EXERCISE OBJECTIVE:
Of all the lines in the material, tally those containing the string "title", and report nothing but the total.

[[ DATA FOR ANALYSIS, beginning ]]

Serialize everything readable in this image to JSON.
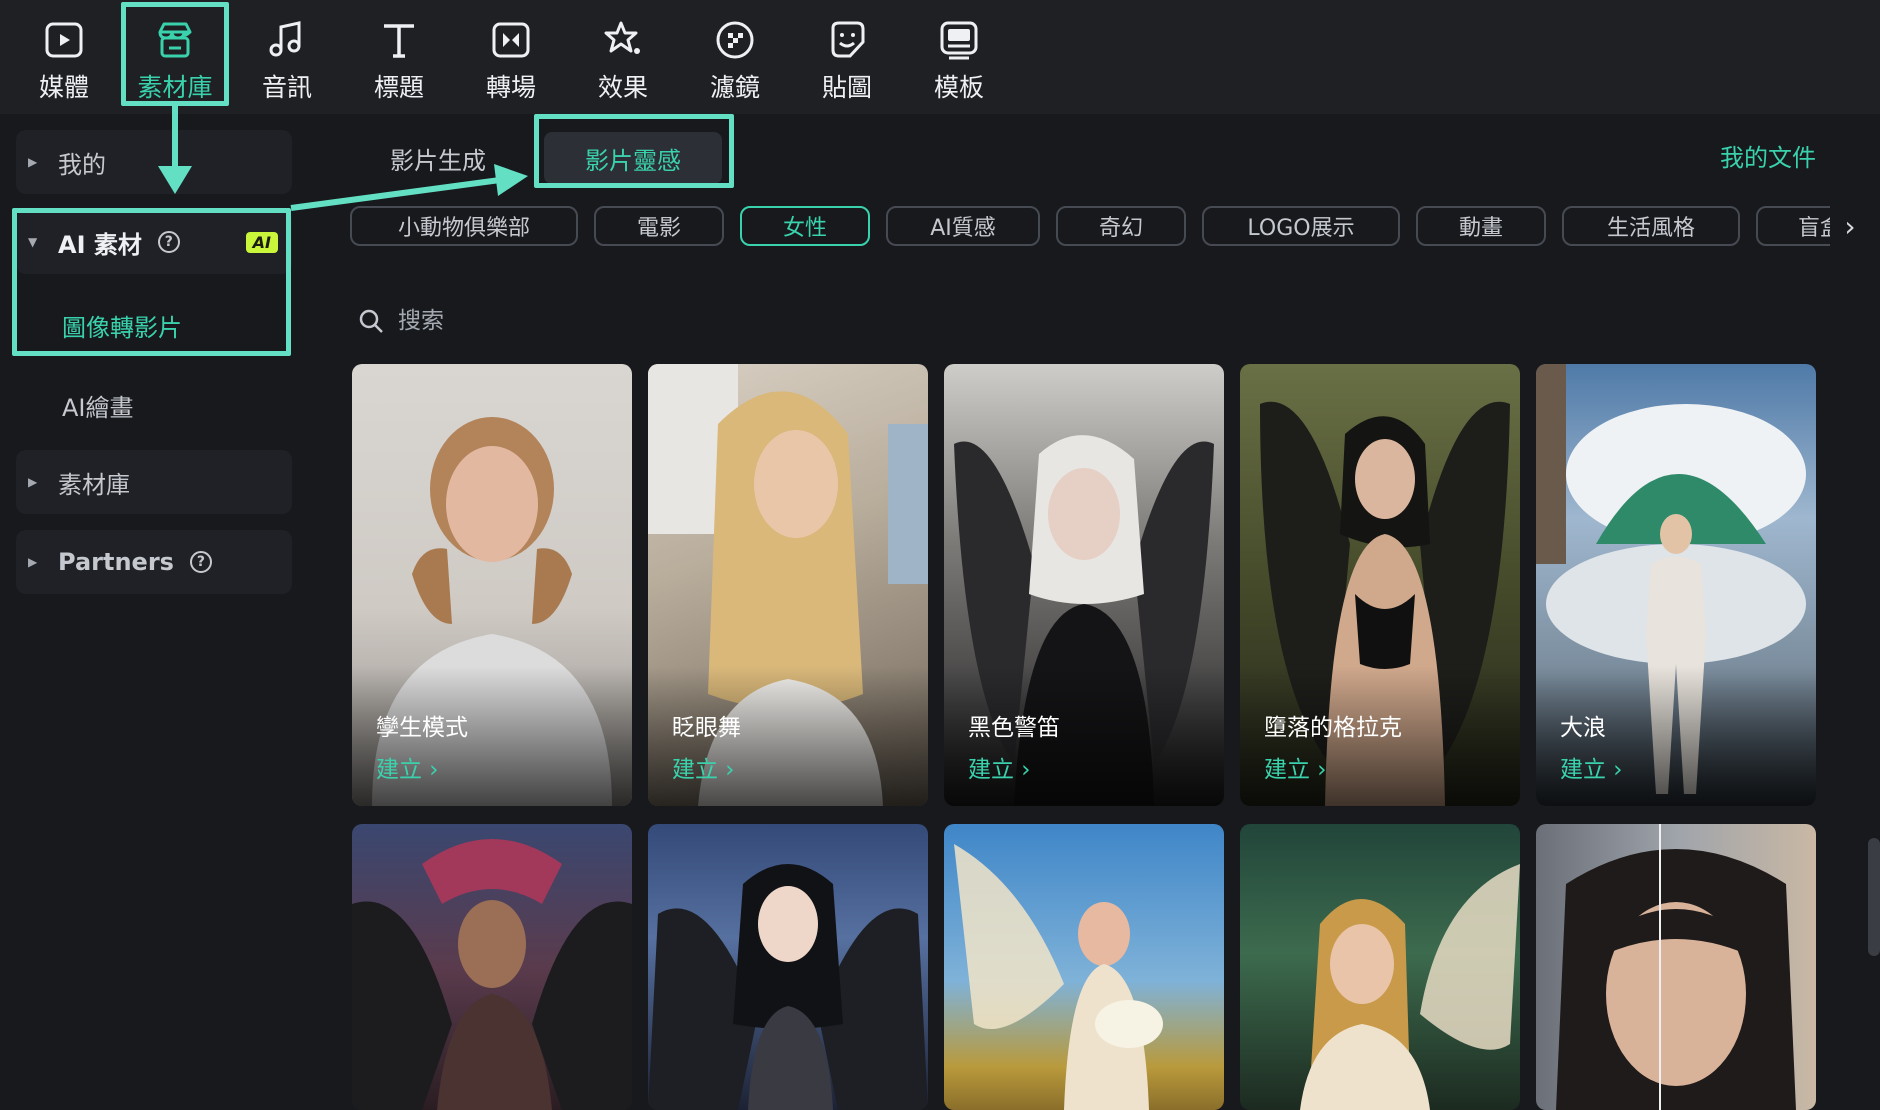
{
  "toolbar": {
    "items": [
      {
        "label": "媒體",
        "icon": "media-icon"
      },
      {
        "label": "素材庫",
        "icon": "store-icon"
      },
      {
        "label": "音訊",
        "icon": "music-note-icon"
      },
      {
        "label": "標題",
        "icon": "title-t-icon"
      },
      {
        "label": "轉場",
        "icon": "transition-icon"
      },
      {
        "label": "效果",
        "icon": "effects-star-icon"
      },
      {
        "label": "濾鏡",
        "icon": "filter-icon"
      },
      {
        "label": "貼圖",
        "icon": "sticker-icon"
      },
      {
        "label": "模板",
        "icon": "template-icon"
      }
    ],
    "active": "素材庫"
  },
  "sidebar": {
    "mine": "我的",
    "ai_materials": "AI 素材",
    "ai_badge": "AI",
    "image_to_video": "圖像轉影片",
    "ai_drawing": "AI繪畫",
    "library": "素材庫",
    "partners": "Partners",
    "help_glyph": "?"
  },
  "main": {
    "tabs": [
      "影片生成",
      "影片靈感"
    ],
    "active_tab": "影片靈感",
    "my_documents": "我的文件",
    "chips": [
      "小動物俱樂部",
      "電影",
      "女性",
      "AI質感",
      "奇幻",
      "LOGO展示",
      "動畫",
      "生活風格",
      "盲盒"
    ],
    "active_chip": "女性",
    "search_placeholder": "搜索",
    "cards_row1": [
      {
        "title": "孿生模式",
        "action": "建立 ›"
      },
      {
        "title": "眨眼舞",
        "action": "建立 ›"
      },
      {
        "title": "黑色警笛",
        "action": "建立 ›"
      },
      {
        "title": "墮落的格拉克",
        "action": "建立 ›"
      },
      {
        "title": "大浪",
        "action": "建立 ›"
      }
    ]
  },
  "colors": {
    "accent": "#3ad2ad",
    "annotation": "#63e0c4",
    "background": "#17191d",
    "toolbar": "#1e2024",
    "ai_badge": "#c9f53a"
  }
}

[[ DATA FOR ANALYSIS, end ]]
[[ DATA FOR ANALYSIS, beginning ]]

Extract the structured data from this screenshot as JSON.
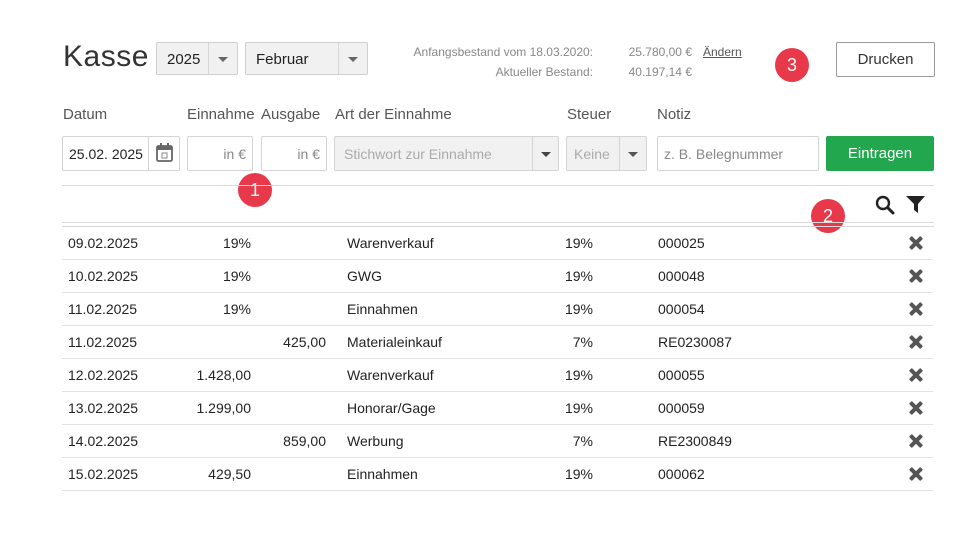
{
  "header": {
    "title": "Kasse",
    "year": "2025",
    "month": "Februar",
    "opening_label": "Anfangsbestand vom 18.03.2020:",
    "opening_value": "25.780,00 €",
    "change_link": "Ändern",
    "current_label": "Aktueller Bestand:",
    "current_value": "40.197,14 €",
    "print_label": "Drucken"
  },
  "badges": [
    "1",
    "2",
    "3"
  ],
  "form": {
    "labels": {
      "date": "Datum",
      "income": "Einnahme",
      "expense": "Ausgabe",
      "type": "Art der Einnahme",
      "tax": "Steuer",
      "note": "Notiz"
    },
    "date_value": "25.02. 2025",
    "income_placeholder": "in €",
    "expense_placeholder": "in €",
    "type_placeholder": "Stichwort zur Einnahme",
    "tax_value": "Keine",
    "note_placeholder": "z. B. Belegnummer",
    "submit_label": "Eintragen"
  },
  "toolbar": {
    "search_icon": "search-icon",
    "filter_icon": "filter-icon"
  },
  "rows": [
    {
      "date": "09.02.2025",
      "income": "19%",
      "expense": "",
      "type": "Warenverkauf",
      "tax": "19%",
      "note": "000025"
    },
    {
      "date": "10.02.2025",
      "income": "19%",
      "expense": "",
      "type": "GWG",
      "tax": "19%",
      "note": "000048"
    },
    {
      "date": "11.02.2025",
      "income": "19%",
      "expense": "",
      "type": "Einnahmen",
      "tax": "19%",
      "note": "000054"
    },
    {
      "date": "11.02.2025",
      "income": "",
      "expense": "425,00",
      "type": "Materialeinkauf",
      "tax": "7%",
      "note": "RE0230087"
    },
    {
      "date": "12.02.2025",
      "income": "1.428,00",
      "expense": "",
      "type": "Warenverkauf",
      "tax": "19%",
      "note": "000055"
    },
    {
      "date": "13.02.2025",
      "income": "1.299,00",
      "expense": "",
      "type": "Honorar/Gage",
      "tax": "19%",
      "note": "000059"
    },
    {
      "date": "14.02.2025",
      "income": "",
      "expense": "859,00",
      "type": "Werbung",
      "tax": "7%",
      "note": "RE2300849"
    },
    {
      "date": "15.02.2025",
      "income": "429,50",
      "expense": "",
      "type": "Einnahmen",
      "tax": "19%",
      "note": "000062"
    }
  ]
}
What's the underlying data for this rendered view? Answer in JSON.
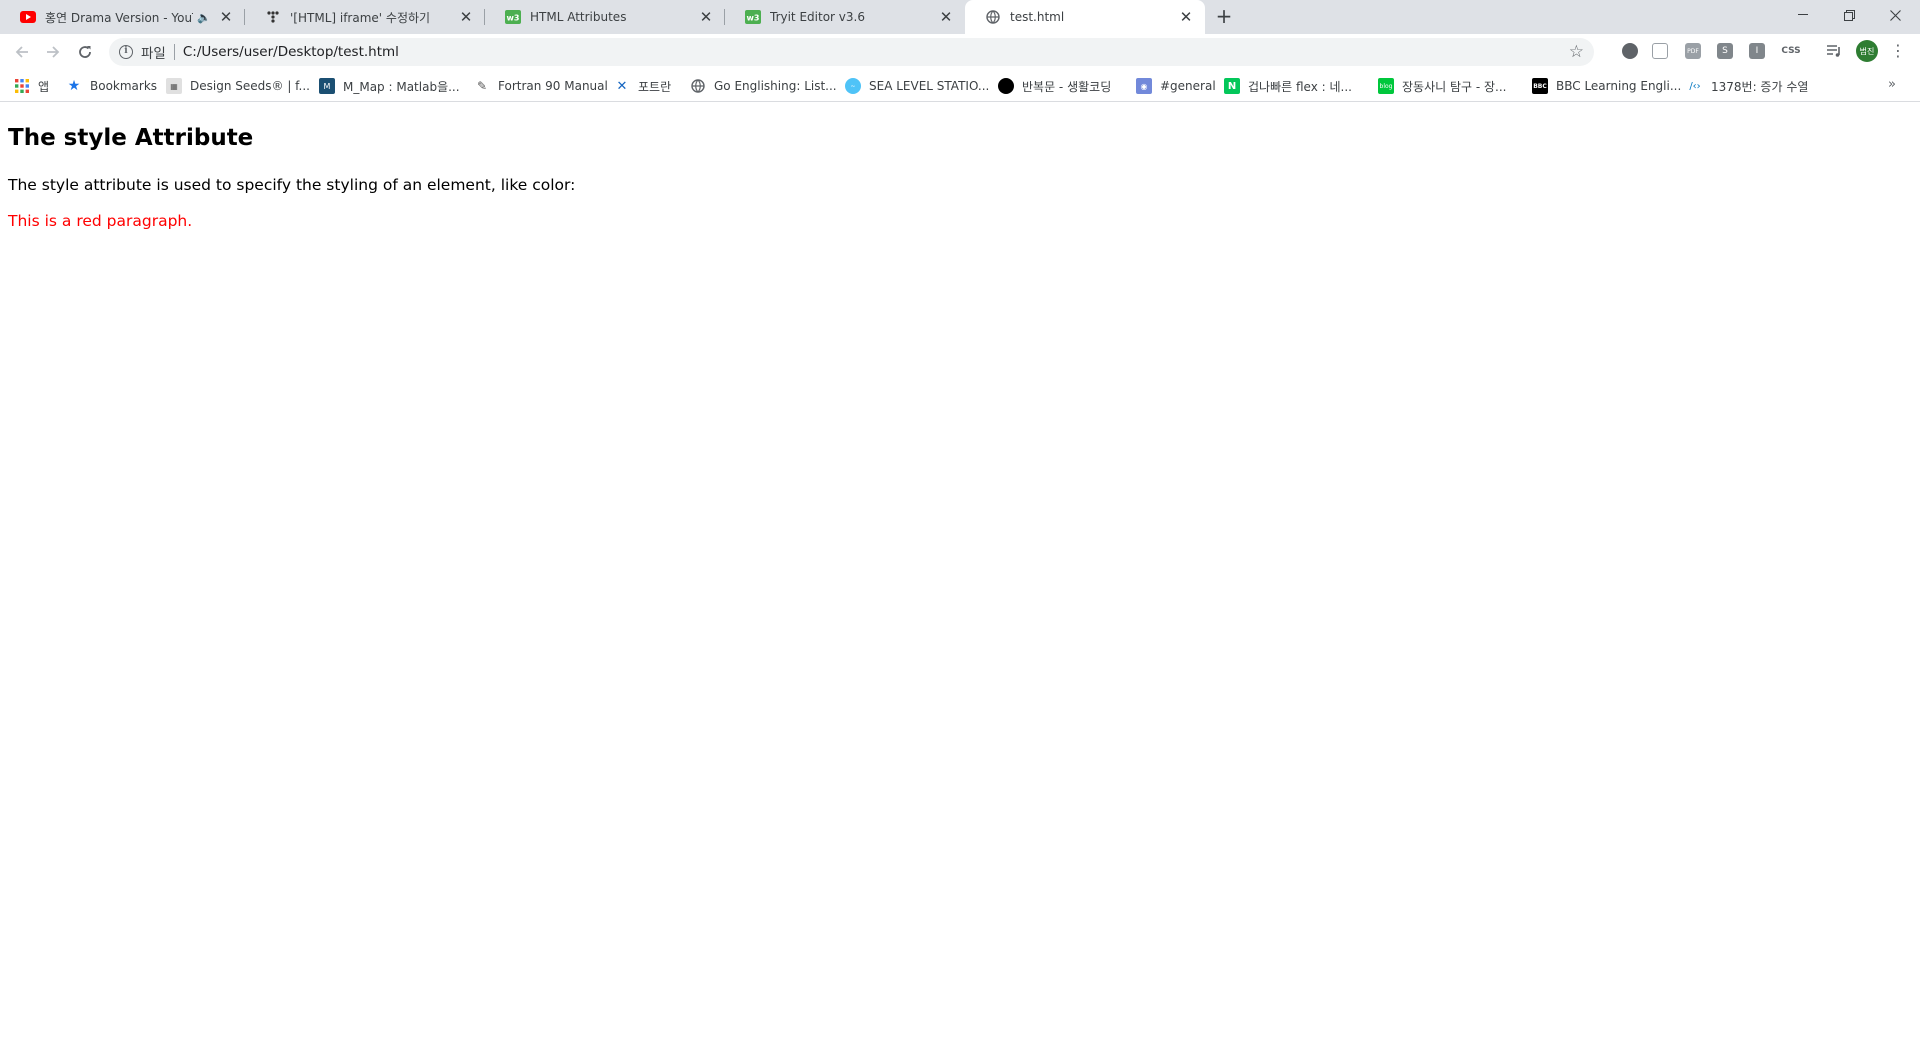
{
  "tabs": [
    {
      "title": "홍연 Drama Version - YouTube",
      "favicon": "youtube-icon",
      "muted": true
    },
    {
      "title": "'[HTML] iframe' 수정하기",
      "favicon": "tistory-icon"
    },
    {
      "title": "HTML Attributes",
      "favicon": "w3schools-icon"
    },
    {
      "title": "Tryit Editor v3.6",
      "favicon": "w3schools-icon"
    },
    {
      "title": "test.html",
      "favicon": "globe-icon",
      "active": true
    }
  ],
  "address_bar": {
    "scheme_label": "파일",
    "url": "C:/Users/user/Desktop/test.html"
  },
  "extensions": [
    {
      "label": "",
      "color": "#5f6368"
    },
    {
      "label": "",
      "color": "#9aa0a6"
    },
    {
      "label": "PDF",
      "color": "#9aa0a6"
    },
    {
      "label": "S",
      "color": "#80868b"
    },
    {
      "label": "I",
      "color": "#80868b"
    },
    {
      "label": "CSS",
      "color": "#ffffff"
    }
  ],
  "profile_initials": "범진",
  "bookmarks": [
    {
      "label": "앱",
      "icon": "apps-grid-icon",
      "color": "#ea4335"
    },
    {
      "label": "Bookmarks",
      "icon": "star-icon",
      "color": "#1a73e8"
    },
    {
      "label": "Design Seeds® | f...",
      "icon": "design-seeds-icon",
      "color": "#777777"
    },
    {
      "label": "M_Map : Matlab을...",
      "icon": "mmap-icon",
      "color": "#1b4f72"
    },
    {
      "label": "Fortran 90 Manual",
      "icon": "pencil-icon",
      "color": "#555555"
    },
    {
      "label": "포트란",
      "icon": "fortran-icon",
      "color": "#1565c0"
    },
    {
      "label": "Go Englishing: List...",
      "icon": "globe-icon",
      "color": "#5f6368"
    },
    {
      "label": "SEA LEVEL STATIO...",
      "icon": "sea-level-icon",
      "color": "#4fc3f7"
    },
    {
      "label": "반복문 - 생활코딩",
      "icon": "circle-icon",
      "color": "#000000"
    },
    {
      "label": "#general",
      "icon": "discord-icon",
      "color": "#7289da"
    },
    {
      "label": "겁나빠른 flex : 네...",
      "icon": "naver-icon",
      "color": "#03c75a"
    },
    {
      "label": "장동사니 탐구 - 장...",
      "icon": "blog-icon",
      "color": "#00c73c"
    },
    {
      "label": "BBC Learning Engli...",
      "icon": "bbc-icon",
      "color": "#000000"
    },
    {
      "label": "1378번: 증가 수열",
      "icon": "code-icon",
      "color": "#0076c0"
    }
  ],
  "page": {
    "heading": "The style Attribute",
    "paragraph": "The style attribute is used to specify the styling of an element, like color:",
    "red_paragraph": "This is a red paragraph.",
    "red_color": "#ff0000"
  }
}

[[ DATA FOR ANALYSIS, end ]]

SOLUTION BELOW:
12